                   tution.  The first unsuccessful substitution stops the op-
                   eration of the g option.  The optional trailing p will
                   cause the final result of a successful substitution to be
                   written to standard error in the following format:
                         <original pathname> >> <new pathname>
                   File or archive member names that substitute to the empty
                   string are not selected and will be skipped.

     -v            Verbose operation mode.

     -w            Interactively rename files.  This option causes tar to
                   prompt the user for the filename to use when storing or ex-
                   tracting files in an archive.

     -z            Compress archive using gzip.

     -C directory  This is a positional argument which sets the working direc-
                   tory for the following files.  When extracting, files will
                   be extracted into the specified directory; when creating,
                   the specified files will be matched from the directory.

     -H            Follow symlinks given on command line only.

     -L            Follow all symlinks.  In extract mode this means that a di-
                   rectory entry in the archive will not overwrite an existing
                   symbolic link, but rather what the link ultimately points

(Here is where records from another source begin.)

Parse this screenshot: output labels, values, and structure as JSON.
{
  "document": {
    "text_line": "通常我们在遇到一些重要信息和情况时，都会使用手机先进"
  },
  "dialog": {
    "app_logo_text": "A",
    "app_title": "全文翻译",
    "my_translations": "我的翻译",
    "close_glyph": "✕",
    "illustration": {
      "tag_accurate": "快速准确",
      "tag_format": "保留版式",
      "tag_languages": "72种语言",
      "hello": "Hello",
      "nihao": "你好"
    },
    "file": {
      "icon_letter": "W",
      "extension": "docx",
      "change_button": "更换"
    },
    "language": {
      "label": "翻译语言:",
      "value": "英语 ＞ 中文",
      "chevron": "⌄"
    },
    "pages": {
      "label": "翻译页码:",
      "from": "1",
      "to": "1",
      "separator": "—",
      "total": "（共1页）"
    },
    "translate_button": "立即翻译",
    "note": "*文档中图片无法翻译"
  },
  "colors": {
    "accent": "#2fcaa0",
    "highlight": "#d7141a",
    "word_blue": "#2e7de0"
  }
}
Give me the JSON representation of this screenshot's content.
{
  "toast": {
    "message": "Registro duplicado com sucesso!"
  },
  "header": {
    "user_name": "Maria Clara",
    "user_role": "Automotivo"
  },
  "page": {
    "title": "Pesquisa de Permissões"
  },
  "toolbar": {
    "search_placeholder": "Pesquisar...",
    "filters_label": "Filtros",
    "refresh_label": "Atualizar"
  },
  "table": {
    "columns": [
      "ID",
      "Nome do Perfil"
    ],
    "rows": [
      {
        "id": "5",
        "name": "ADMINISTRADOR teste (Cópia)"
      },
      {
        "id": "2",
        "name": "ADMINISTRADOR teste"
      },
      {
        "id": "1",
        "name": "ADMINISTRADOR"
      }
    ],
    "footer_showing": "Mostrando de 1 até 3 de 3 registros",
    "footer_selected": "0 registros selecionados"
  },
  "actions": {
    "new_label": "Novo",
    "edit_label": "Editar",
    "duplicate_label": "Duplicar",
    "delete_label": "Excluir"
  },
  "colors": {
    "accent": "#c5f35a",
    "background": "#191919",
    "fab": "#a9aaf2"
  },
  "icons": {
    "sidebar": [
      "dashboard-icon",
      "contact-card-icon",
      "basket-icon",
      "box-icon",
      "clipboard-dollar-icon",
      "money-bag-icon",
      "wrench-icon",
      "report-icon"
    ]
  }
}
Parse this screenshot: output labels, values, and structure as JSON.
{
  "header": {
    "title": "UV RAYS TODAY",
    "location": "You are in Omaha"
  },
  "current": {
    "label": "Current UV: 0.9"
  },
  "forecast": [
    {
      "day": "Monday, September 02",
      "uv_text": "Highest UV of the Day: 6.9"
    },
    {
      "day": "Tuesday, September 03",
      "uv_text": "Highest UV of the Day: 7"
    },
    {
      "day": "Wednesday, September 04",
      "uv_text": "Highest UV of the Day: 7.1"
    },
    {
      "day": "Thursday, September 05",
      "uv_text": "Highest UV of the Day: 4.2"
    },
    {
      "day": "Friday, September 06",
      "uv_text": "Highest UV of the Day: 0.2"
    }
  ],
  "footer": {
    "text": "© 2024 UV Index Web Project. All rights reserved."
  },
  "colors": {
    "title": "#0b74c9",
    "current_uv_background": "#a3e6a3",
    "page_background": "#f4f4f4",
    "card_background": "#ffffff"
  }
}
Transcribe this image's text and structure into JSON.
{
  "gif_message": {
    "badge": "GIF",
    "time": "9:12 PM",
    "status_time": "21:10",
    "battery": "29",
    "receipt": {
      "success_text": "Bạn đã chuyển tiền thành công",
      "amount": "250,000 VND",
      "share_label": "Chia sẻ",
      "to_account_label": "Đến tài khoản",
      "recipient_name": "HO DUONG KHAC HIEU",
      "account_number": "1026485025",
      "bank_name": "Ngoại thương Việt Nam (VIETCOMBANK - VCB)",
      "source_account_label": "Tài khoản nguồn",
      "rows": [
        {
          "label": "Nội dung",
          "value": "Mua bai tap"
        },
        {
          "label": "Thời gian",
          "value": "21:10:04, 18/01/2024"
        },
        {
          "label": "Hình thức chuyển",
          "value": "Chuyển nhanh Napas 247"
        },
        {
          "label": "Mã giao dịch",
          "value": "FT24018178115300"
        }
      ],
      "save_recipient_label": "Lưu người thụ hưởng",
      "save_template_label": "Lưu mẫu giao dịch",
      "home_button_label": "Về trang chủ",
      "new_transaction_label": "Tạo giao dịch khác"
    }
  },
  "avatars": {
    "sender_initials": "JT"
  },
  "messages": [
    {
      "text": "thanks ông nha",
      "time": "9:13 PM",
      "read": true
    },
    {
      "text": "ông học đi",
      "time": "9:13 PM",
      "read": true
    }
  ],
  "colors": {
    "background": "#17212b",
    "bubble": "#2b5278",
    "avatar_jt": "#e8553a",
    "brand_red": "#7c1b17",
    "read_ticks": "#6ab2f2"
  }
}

     -P            Do not strip leading slashes (`/') from pathnames.  The de-
                   fault is to strip leading slashes.

     -I file       This is a positional argument which reads the names of
                   files to archive or extract from the given file, one per

     -X            Do not cross mount points in the file system.

     -Z            Compress archive using compress.

     The options [-014578] can be used to select one of the compiled-in backup
     devices, /dev/rstN.

     TMPDIR      Path in which to store temporary files.

     TAPE        Default tape device to use instead of /dev/rst0.

     /dev/rst0  default archive name

     $ tar c bonvole sekve

     Creates an archive on the default tape drive, containing the files named
     bonvole and sekve.

     $ tar zcf foriru.tar.gz bonvole sekve

     Outputs a gzip(1) compressed archive containing the files bonvole and
     sekve to a file called foriru.tar.gz.

     $ tar zcvf backup.tar.gz *.c

     Verbosely creates an archive, called backup.tar.gz, of all files matching
     the shell glob(3) function *.c.

     $ tar tvzf backup.tar.gz '*.jpeg'

     Verbosely lists, but does not extract, all files ending in .jpeg from an
     compressed archive named backup.tar.gz.  Note that the glob pattern has
     been quoted to avoid expansion by the shell.

     For more detailed examples, see pax(1).

     tar will exit with one of the following values:

     0   All files were processed successfully.

     1   An error occurred.

     Whenever tar cannot create a file or a link when extracting an archive or
     cannot find a file while writing an archive, or cannot preserve the user
     ID, group ID, file mode, or access and modification times when the -p op-
     tion is specified, a diagnostic message is written to standard error and
     a non-zero exit value will be returned, but processing will continue.  In
     the case where tar cannot create a link to a file, tar will not create a
     second copy of the file.

     If the extraction of a file from an archive is prematurely terminated by
     a signal or error, tar may have only partially extracted the file the us-
     er wanted.  Additionally, the file modes of extracted files and directo-
     ries may have incorrect file bits, and the modification and access times
     may be wrong.

     If the creation of an archive is prematurely terminated by a signal or
     error, tar may have only partially created the archive which may violate
     the specific archive format specification.

     cpio(1), pax(1)

     A tar command first appeared in Version 7 AT&T UNIX.

     Keith Muller at the University of California, San Diego.

     The -L flag is not portable to other versions of tar where it may have a
     different meaning.

OpenBSD 3.4                    February 7, 2001                              4


Want to link to this manual page? Use this URL:

home | help